Incomprehensibility. Investigating Obscuritas in Ancient Rhetoric and Modern Literature and Philosophy (1870–1970)
In ancient rhetoric, the category of ‘asapheia’ or ‘obscuritas’—darkness or incomprehensibility of speech—indicates a point in a rhetorical system that invites fundamental questions about the conditions necessary for interpreting speech and even the very possibility of understanding. In Nietzsche’s early lectures on rhetoric, he seeks out this space, where understanding speech becomes problematic. The lectures thus provide insight into the rhetorical prehistory of Nietzsche’s later theoretical writings on interpretation, which became crucial for opening up the horizon of hermeneutics in the 20th century.
The research project pursued this trajectory and examined, first, the discourse on incomprehensibility with special attention to founding moments in rhetorical thought (in ancient rhetoric and in Nietzsche’s writings), second, hermeneutics and its critics (in the writings of Heidegger and Adorno), and finally, ideas and reflections about the question of darkness/obscurity from the realm of literature (in the writings of Kafka and Celan). Incomprehensibility, whether in the late works of Nietzsche, Heidegger’s hermeneutics, or Adorno’s Aesthetic Theory, does not simply refer to a quality of a given (literary or philosophical) text. Instead, it involves a fundamental methodological reflection that calls into question the relationship between subject and object, that is to say, an interpreter’s relationship to a text, including the interpreter’s own sense of self. The thrust of the argument, therefore, is not so much directed towards establishing (once again) incomprehensibility as a basic component of literary modernity based on a specific collection of texts, as in Hugo Friedrich’s classic study The Structure of Modern Poetry and other works by more recent scholars (to be sure, when confronted with Celan’s poetry, these approaches prove to be in need of revision). Rather, the project revealed the driving forces behind definitions of incomprehensibility as found in texts on rhetoric from antiquity and in philosophical and literary texts from modern times. The critique of interpretation undertaken here thus addresses issues ranging from rhetorical, hermeneutic, and aesthetic perspectives.

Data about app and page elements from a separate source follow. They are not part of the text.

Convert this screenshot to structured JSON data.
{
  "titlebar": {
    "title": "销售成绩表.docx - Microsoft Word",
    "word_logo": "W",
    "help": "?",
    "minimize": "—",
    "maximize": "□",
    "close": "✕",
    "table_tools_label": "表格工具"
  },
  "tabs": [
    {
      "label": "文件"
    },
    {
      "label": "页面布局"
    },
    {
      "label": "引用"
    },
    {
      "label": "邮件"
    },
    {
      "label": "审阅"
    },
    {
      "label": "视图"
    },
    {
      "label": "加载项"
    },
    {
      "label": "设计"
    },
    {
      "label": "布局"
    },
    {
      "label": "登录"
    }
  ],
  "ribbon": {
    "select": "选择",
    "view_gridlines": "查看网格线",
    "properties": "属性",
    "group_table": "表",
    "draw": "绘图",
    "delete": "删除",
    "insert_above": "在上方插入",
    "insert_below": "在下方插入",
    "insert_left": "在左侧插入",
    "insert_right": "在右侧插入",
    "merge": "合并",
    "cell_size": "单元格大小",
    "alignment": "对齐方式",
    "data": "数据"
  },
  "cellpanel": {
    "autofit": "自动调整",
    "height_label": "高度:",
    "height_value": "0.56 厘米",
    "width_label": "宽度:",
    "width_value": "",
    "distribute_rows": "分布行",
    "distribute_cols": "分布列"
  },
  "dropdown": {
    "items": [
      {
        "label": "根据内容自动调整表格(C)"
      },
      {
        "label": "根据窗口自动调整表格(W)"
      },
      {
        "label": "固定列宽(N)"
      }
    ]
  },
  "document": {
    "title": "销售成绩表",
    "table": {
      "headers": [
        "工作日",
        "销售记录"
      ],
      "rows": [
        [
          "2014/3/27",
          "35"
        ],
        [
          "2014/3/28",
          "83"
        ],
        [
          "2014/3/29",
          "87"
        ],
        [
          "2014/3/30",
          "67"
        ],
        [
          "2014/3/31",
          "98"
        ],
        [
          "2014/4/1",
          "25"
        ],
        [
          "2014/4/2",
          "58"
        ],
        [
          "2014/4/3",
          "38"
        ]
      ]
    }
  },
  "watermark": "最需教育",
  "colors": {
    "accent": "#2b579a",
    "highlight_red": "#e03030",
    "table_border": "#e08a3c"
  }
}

- “Zu Begriff und Verfahren des Kommentars bei Nietzsche und Adorno,” in: Martin Endres, Axel Pichler, Claus Zittel (eds.): Text/Kritik: Nietzsche und Adorno. Berlin/Boston: De Gruyter 2017, 273–297

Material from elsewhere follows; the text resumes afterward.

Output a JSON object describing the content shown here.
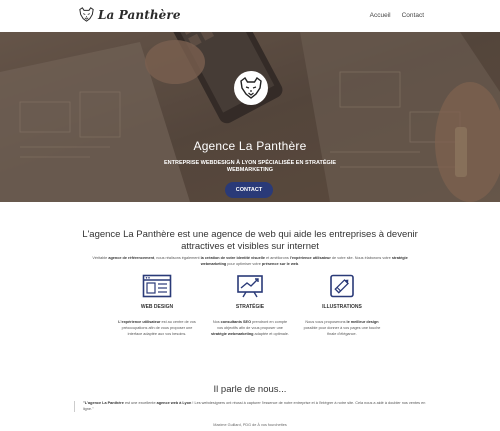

- “Treue Schrift. Überlegungen zu Hölderlins Entwurf Die Titanen,” in: Hölderlin-Jahrbuch 40 (2016–2017), 97–114
Felix Christen: Friedrich Hölderlin's Poem "Die Titanen"
Bad Homburg v. d. H.
Felix Christen: Verstehen und Nicht-Verstehen. Zur Frage nach der Unverständlichkeit in Rhetorik, Literatur und Philosophie
Universität Stuttgart, Keplerstraße 17, 70174 Stuttgart, Raum 17.11.
Felix Christen: ›Interpretation‹ und ›Commentar‹. Zwei philologische Begriffe in Nietzsches Philosophie
Harvard University (USA)
Felix Christen: Manuscript and Meaning: The Hermeneutics of Materiality in Manuscript Editions